Based on the permissions that you set up for your Sheet, the users who you invited can get started working in the Sheet immediately. Whether you've given them edit, read, or view options, they can start working within the Sheet.
But there's plenty more power for collaborating within the spreadsheet. Let's look at some of the Sheets collaboration features:
1. See Who's Working
One of my favorite collaboration features is a simple one. You can easily see when others are working inside of the spreadsheet using Sheets. In the upper right corner, you'll see circular icons for the avatar of anyone working inside the spreadsheet.
Beyond seeing the collaborators actively working inside the spreadsheet, you can also quickly open up an ad-hoc chat window to quickly communicate with collaborators. This is a great way to drop a quick note instead of picking up the phone or ending a separate email, and the best part is that it lives right inside of Sheets.
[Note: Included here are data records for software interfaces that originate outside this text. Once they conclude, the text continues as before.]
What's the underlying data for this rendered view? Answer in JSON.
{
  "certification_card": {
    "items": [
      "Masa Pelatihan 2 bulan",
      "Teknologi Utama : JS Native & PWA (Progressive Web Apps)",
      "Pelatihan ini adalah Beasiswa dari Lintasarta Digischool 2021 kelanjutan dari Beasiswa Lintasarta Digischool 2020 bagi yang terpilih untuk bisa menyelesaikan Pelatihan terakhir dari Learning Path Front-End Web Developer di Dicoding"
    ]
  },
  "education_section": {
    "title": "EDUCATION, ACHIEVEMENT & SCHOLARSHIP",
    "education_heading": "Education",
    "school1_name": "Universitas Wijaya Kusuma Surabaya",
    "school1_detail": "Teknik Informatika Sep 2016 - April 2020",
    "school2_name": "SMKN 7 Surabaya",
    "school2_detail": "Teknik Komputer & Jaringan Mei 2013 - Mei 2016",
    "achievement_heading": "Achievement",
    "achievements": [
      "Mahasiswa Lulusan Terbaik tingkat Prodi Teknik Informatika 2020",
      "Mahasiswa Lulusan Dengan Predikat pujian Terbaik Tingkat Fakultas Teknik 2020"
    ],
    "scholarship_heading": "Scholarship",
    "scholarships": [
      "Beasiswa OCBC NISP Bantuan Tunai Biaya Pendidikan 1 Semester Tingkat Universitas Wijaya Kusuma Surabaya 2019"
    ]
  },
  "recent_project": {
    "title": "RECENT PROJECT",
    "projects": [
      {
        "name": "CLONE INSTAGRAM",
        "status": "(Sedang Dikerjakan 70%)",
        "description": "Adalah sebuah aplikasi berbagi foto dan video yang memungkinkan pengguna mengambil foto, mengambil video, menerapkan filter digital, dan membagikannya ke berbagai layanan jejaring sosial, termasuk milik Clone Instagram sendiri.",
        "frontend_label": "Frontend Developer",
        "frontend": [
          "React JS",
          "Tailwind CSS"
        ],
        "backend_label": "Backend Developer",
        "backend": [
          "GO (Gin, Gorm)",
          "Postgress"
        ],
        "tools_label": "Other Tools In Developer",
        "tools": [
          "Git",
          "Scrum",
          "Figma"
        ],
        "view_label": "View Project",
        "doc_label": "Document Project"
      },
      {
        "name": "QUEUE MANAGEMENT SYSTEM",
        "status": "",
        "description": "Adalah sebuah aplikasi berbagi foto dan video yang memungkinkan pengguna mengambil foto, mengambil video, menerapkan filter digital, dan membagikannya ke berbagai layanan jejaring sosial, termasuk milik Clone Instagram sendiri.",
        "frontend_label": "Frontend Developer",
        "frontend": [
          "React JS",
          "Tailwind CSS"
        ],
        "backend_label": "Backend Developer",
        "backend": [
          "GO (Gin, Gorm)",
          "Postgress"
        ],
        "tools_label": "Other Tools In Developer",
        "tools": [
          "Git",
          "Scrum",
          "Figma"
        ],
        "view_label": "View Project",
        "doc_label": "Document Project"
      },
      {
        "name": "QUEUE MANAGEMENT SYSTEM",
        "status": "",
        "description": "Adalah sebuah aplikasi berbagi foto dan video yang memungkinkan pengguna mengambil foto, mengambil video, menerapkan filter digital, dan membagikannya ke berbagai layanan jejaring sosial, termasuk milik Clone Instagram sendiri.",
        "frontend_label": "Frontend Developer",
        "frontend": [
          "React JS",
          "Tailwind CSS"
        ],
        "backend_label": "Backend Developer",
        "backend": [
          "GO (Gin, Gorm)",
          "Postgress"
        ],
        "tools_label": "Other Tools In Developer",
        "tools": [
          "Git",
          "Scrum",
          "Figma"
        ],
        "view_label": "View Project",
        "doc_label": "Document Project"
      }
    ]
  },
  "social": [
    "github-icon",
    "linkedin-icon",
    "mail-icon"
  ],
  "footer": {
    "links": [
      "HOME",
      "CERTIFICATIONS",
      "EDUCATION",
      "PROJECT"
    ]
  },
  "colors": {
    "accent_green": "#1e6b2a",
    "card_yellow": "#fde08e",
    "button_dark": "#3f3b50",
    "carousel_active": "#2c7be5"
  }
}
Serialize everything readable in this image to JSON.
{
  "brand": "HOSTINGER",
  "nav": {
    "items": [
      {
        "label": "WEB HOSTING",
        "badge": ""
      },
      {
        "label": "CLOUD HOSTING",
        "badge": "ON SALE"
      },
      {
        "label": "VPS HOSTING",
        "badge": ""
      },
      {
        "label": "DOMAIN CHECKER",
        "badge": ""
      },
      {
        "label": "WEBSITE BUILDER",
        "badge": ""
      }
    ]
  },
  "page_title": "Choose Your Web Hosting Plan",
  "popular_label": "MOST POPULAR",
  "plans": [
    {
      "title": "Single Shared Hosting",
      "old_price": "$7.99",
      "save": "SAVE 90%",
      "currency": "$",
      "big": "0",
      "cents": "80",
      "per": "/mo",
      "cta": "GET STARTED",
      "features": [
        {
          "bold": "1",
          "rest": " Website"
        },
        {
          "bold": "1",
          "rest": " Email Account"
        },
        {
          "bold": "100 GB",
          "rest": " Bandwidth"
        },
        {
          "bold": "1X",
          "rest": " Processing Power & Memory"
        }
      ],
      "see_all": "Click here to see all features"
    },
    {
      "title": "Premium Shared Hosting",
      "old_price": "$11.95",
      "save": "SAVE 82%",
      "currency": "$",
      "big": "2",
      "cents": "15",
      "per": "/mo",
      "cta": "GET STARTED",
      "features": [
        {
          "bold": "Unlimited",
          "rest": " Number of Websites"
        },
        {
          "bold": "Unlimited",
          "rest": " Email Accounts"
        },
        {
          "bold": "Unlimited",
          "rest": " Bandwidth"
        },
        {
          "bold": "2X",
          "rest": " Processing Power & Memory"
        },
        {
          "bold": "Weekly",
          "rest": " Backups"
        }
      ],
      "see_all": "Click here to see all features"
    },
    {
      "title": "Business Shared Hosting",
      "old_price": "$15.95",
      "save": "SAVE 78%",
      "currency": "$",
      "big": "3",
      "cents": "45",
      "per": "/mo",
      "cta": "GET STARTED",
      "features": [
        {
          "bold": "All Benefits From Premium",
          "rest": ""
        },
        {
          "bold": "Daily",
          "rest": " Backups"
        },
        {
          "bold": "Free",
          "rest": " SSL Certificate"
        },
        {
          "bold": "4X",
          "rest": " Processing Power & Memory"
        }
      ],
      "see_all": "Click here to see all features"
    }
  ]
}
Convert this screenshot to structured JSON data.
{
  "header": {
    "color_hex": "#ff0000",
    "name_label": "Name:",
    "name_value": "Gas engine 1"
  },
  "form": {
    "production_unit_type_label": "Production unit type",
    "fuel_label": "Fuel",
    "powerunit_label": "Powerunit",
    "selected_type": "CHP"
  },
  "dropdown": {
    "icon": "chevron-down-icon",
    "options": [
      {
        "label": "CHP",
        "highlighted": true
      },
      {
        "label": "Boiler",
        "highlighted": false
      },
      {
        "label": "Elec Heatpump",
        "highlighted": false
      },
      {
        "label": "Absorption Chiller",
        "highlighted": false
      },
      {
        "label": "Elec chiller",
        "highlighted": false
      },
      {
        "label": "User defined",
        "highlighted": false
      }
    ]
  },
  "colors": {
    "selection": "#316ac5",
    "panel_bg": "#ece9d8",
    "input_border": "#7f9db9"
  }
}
To open up a chat, click on the chat icon to the left of Share as you can see in the screenshot below. A message panel will pop open, and any message that you leave will be seen by anyone working inside the spreadsheet at the time.
One of my favorite collaborative features is the ability to see what individuals are doing in a spreadsheet at a given moment. In the screenshot below, you can see that there are colorful boxes around the cells that are actively selected by collaborators. Anything they add, change, or update can be seen in real-time.
2. Review Comments
If you're using Sheets to collaborate, you might find comments in your spreadsheet with useful feedback from your colleagues. This is a great way to leave helpful feedback for others, even if you aren't working inside the spreadsheet at the same time.
I like to use comments in Sheets as a two-way communication. While Chat can be used for general discussions, comments are perfect for discussing specific cells with collaborators.
The example below is an ideal use-case for a comment. I've left a comment for a collaborator to confirm a key input, then responded with a separate comment to reply back.
Recap & Keep Learning
In this tutorial, we covered the best way to collaborate in Google Sheets. It's actually really easy to include other users in your spreadsheet and work together on data. Just invite a few other users and start working on spreadsheets in tandem!
Sheets has plenty of power for handling data even though it lives right inside of your web browser. Here are other tutorials that can get your creative juices flowing with ideas for getting the most from Google Sheets:
- Google Sheets20 Free Google Sheets Business Templates to Use in 2018Andrew Childress
- Google SheetsHow to Use (Timesaving) Google Sheets Keyboard ShortcutsAndrew Childress
- Google SheetsHow to Sort & Filter Spreadsheet Data in Google SheetsAndrew Childress
- SpreadsheetsGoogle Sheets to Excel: How to Move Back & Forth Between SpreadsheetsAndrew Childress
How are you using collaboration features in Sheets to work with others in real time? Let me know in the comments below this article and share a favorite Sheets feature with your fellow Tuts+ readers.